In your copy, include no images and return each entry exactly as written.

(Dataset rows describing interfaces)
[Start of Attachment]

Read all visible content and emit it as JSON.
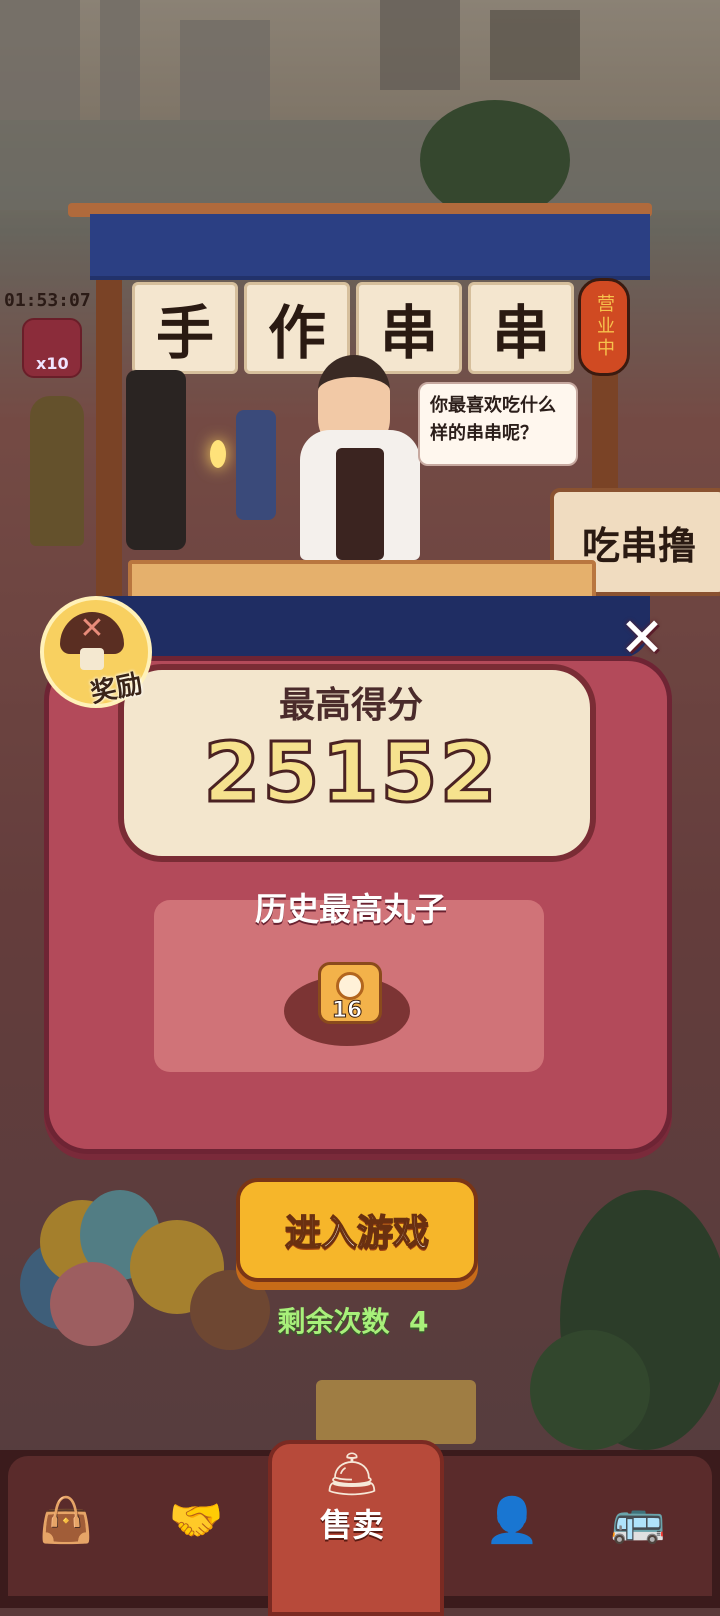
{
  "hud": {
    "timer": "01:53:07",
    "gem_count": "x10"
  },
  "stall": {
    "sign_chars": [
      "手",
      "作",
      "串",
      "串"
    ],
    "lantern_text": "营业中",
    "speech_bubble": "你最喜欢吃什么样的串串呢？",
    "side_sign": "吃串撸"
  },
  "reward_badge": {
    "label": "奖励",
    "icon": "mushroom-icon"
  },
  "panel": {
    "best_score_title": "最高得分",
    "best_score_value": "25152",
    "history_title": "历史最高丸子",
    "meatball_count": "16"
  },
  "actions": {
    "enter_game_label": "进入游戏",
    "remaining_label": "剩余次数",
    "remaining_count": "4"
  },
  "bottom_nav": {
    "items": [
      {
        "icon": "bag-icon"
      },
      {
        "icon": "handshake-icon"
      },
      {
        "icon": "food-cloche-icon",
        "label": "售卖",
        "active": true
      },
      {
        "icon": "chef-card-icon"
      },
      {
        "icon": "bus-icon"
      }
    ]
  },
  "colors": {
    "panel": "#b34a5a",
    "button": "#f6b62a",
    "remaining_text": "#a8f07a",
    "score_text": "#f6e28e"
  }
}
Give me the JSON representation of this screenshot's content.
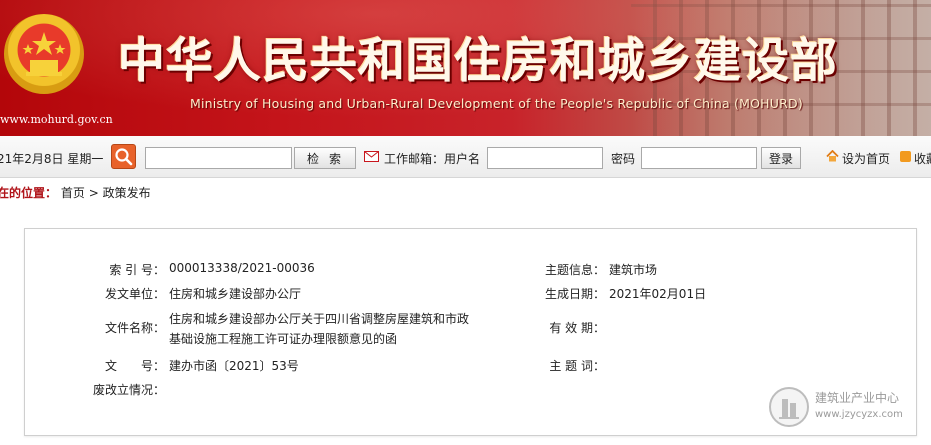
{
  "banner": {
    "title": "中华人民共和国住房和城乡建设部",
    "subtitle_en": "Ministry of Housing and Urban-Rural Development of the People's Republic of China (MOHURD)",
    "url": "www.mohurd.gov.cn",
    "emblem_icon": "national-emblem"
  },
  "toolbar": {
    "date": "21年2月8日 星期一",
    "search_icon": "magnifier-icon",
    "search_placeholder": "",
    "search_button": "检索",
    "mail_label": "工作邮箱：用户名",
    "username_placeholder": "",
    "password_label": "密码",
    "password_placeholder": "",
    "login_button": "登录",
    "homepage_label": "设为首页",
    "favorite_label": "收藏"
  },
  "breadcrumb": {
    "prefix": "在的位置：",
    "home": "首页",
    "separator": ">",
    "current": "政策发布"
  },
  "info": {
    "index_label": "索 引 号：",
    "index_value": "000013338/2021-00036",
    "topic_label": "主题信息：",
    "topic_value": "建筑市场",
    "issuer_label": "发文单位：",
    "issuer_value": "住房和城乡建设部办公厅",
    "date_label": "生成日期：",
    "date_value": "2021年02月01日",
    "filename_label": "文件名称：",
    "filename_line1": "住房和城乡建设部办公厅关于四川省调整房屋建筑和市政",
    "filename_line2": "基础设施工程施工许可证办理限额意见的函",
    "validity_label": "有 效 期：",
    "validity_value": "",
    "docno_label": "文　　号：",
    "docno_value": "建办市函〔2021〕53号",
    "keywords_label": "主 题 词：",
    "keywords_value": "",
    "status_label": "废改立情况：",
    "status_value": ""
  },
  "watermark": {
    "name": "建筑业产业中心",
    "url": "www.jzycyzx.com"
  },
  "colors": {
    "banner_red": "#c4141a",
    "breadcrumb_red": "#b0141a",
    "search_orange": "#e8622a"
  }
}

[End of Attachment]

Answer for the task >>
Read all visible content and emit it as JSON.
{
  "hud": {
    "timer": "01:53:07",
    "gem_count": "x10"
  },
  "stall": {
    "sign_chars": [
      "手",
      "作",
      "串",
      "串"
    ],
    "lantern_text": "营业中",
    "speech_bubble": "你最喜欢吃什么样的串串呢？",
    "side_sign": "吃串撸"
  },
  "reward_badge": {
    "label": "奖励",
    "icon": "mushroom-icon"
  },
  "panel": {
    "best_score_title": "最高得分",
    "best_score_value": "25152",
    "history_title": "历史最高丸子",
    "meatball_count": "16"
  },
  "actions": {
    "enter_game_label": "进入游戏",
    "remaining_label": "剩余次数",
    "remaining_count": "4"
  },
  "bottom_nav": {
    "items": [
      {
        "icon": "bag-icon"
      },
      {
        "icon": "handshake-icon"
      },
      {
        "icon": "food-cloche-icon",
        "label": "售卖",
        "active": true
      },
      {
        "icon": "chef-card-icon"
      },
      {
        "icon": "bus-icon"
      }
    ]
  },
  "colors": {
    "panel": "#b34a5a",
    "button": "#f6b62a",
    "remaining_text": "#a8f07a",
    "score_text": "#f6e28e"
  }
}
Give me the JSON representation of this screenshot's content.
{
  "banner": {
    "title": "中华人民共和国住房和城乡建设部",
    "subtitle_en": "Ministry of Housing and Urban-Rural Development of the People's Republic of China (MOHURD)",
    "url": "www.mohurd.gov.cn",
    "emblem_icon": "national-emblem"
  },
  "toolbar": {
    "date": "21年2月8日 星期一",
    "search_icon": "magnifier-icon",
    "search_placeholder": "",
    "search_button": "检索",
    "mail_label": "工作邮箱：用户名",
    "username_placeholder": "",
    "password_label": "密码",
    "password_placeholder": "",
    "login_button": "登录",
    "homepage_label": "设为首页",
    "favorite_label": "收藏"
  },
  "breadcrumb": {
    "prefix": "在的位置：",
    "home": "首页",
    "separator": ">",
    "current": "政策发布"
  },
  "info": {
    "index_label": "索 引 号：",
    "index_value": "000013338/2021-00036",
    "topic_label": "主题信息：",
    "topic_value": "建筑市场",
    "issuer_label": "发文单位：",
    "issuer_value": "住房和城乡建设部办公厅",
    "date_label": "生成日期：",
    "date_value": "2021年02月01日",
    "filename_label": "文件名称：",
    "filename_line1": "住房和城乡建设部办公厅关于四川省调整房屋建筑和市政",
    "filename_line2": "基础设施工程施工许可证办理限额意见的函",
    "validity_label": "有 效 期：",
    "validity_value": "",
    "docno_label": "文　　号：",
    "docno_value": "建办市函〔2021〕53号",
    "keywords_label": "主 题 词：",
    "keywords_value": "",
    "status_label": "废改立情况：",
    "status_value": ""
  },
  "watermark": {
    "name": "建筑业产业中心",
    "url": "www.jzycyzx.com"
  },
  "colors": {
    "banner_red": "#c4141a",
    "breadcrumb_red": "#b0141a",
    "search_orange": "#e8622a"
  }
}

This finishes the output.